__INPUT RECORDS__
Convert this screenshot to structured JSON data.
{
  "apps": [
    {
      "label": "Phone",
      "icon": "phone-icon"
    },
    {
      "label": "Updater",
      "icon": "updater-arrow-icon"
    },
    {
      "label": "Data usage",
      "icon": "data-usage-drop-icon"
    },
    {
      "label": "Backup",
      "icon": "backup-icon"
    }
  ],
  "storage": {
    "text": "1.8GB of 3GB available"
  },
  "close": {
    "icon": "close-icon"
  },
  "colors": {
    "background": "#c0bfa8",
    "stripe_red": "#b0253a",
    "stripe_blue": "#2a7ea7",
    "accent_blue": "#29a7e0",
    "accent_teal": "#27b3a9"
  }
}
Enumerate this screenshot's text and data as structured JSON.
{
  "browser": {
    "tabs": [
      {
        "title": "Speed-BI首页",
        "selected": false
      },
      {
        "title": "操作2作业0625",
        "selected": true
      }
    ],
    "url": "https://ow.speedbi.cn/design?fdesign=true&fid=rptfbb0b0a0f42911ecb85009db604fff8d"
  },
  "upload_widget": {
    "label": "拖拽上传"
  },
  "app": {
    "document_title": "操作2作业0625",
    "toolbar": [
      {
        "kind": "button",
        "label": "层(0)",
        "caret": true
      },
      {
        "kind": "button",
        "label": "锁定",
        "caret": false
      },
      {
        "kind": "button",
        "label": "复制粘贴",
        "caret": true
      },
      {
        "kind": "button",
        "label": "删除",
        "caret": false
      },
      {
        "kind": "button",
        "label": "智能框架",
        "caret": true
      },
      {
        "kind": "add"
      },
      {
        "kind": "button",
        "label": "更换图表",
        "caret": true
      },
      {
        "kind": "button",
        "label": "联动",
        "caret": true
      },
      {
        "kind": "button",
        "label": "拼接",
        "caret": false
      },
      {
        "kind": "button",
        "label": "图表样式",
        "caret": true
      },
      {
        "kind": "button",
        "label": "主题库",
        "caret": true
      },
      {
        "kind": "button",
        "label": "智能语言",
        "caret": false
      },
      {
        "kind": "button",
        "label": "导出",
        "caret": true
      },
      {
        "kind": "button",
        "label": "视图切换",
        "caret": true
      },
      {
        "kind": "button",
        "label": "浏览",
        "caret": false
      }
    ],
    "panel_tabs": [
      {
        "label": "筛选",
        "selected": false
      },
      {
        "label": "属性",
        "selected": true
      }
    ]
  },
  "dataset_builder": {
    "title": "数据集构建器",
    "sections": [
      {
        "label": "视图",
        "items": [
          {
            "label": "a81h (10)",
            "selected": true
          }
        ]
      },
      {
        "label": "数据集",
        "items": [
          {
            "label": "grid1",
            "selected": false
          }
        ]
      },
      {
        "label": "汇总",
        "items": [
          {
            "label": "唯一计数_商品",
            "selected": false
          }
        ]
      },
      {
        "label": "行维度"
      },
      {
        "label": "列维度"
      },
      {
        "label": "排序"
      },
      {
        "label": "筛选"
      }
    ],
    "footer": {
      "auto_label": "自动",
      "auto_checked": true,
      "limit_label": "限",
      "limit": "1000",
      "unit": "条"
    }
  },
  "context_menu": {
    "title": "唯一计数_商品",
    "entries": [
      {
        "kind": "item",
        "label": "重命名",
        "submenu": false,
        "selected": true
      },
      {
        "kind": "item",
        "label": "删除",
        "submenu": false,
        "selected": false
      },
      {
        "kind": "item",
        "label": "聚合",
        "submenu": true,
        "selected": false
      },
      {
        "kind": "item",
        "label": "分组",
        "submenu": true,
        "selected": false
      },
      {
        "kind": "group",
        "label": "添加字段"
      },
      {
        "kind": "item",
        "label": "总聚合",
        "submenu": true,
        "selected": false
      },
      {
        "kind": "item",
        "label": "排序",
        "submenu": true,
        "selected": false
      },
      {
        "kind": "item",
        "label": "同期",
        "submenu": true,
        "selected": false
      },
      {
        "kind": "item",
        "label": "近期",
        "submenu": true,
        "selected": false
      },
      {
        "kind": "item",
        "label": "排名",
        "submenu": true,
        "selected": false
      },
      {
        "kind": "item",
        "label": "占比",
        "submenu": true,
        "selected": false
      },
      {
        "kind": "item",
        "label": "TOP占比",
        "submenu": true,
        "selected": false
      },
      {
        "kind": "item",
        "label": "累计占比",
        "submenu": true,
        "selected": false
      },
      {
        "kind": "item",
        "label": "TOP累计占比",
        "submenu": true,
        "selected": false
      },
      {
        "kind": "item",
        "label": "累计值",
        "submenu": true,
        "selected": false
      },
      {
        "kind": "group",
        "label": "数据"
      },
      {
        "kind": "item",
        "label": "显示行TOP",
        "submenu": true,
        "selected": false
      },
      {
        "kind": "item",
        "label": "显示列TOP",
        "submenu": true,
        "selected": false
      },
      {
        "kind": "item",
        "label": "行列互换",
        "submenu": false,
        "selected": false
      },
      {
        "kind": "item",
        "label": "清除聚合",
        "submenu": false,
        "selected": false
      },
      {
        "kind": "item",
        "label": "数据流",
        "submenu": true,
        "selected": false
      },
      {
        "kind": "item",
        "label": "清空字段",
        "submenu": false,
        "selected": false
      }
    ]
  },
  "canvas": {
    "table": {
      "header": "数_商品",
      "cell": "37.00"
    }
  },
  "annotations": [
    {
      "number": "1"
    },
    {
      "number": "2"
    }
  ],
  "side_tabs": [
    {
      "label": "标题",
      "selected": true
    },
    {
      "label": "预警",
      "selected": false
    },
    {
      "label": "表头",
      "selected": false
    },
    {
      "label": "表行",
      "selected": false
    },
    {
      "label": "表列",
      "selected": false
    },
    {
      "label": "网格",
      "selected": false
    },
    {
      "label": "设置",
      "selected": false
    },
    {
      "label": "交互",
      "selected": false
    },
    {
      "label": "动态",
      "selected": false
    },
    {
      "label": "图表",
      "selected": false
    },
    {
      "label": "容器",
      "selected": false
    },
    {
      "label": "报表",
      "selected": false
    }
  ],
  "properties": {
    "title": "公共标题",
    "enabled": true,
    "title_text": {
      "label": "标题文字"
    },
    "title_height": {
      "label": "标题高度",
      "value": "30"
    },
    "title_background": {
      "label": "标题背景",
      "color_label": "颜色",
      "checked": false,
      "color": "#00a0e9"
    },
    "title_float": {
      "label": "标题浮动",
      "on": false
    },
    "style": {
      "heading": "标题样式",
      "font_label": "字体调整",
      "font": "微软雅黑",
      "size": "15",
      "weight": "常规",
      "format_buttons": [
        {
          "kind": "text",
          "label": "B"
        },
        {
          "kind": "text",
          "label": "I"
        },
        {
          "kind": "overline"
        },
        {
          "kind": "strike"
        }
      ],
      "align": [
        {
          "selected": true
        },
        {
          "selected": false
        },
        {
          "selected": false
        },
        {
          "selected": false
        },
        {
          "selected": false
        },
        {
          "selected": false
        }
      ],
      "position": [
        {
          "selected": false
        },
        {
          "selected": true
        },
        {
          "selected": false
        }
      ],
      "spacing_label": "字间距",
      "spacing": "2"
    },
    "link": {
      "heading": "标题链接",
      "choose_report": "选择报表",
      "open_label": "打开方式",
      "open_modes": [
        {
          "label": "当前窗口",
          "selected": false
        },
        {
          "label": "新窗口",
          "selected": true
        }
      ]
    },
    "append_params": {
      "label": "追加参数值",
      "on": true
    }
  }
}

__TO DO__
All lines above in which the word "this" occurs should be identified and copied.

__SOLUTION TO THE EXERCISE__
Convert this screenshot to structured JSON data.
Enumerate this screenshot's text and data as structured JSON.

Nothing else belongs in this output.